The model for Nast’s image was a man named Dan Rice.
He was one of those extraordinary personalities that would emerge in the early and mid-19th century — an era notable for innovation of all kinds. The Industrial Revolution that took hold in Europe and the U.S. reshaped and reformed human civilization as inventors, entrepreneurs and innovators gave the world the steam engine for ships and the locomotives that almost overnight expanded mass mobility and transportation. Not long after came the invention of photography, the telegraph, motion pictures, the typewriter, and the telephone that made “mass” communication possible for the first time.

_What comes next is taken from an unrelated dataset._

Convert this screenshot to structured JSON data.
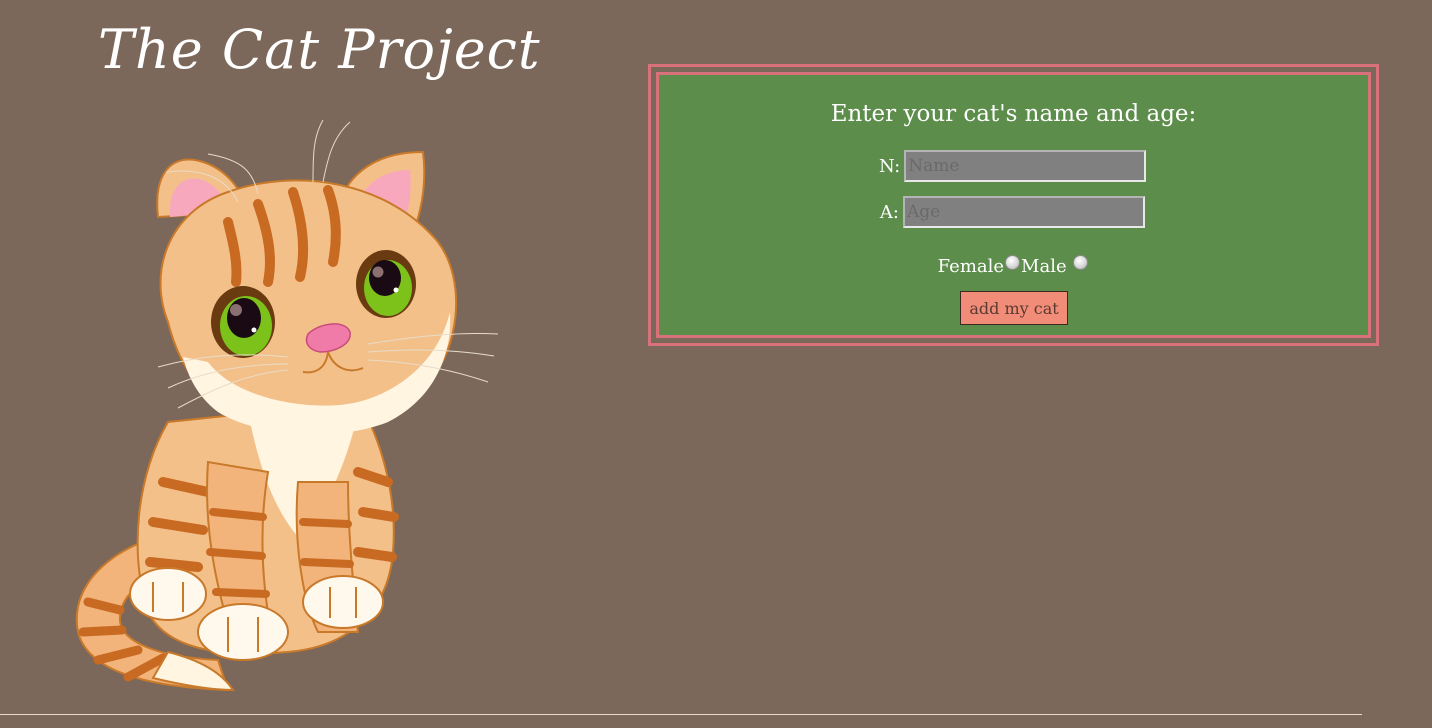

American democratic capitalism produced new mass cultural, political, and entertainment activities.
Dan Rice was part of this great saga of enterprise and invention, but unlike others, such as Thomas Edison and Alexander Graham Bell, today he is among those who are forgotten. (I recently wrote on this site about Peter Cooper as an example of this historic memory loss.)
The story of Dan Rice, born Daniel Maclaren, begins in New York City in 1823. After working in various entertainment jobs, he became a famous clown who created the first modern American circus. He is now considered not only the father of the U.S. circus but also of American vaudeville, a format he pioneered. Before the Civil War, and just after it, he was probably the most well-known celebrity in the country.
His circus was proclaimed “the greatest show on earth” before his eventual rival, P.T. Barnum got into the circus business. Young Mark Twain and Walt Whitman were among his biggest fans. By 1867, he was so famous; he announced he would run for president.
Dan Rice was indeed the first U.S. pop culture megastar.
He also helped invent modern public relations. A compulsive self-promoter, his public persona reached deeply into early American life. He popularized “French cuffs” in the U.S. He was a circus impresario, actor, director, animal trainer, expert horseman, dancer, and songwriter. He originated several idiomatic phrases which are still in use, including “one horse show,” “Hey, Rube!” and the political term “getting on the bandwagon” (the latter from his invitation to 1848 presidential candidate Zachary Taylor to appear on one of his circus wagons).
Rice eventually became involved in politics himself, announcing candidacies for U.S. Congress, Senate, and President — although he withdrew from each of these races before the voting began.
And as befitting man who founded the circus, modern public relations, and vaudeville, Dan Rice looked the part. And so it was that Dan Rice’s trademark goatee, top hat, and patriotic costumes caught Thomas Nast’s eye for his cartoons. Nast’s image was reinforced in 1917 in a famous World War I Army volunteer poster, and the Dan Rice-as-Uncle Sam image is still universally used today.
Sadly, the end of Rice’s life story is similar to many of those who achieved great fame and celebrity a century later. By the late 1870s, changes in the traveling circus, led by Barnum and others, caused a decline in Rice’s fortune and popularity. He had to close his circus and its long-time headquarters in a suburb of Erie, PA. He stopped performing and retired. He died in New Jersey in 1900, virtually penniless and forgotten.
Perhaps Dan Rice is the first cautionary tale of modern American celebrity, a phenomenon he did so much to create. Still, his story of brilliant talent, cultural innovation, and singular fame is all but lost in the American memory–except for the famous poster which has made his image immortal.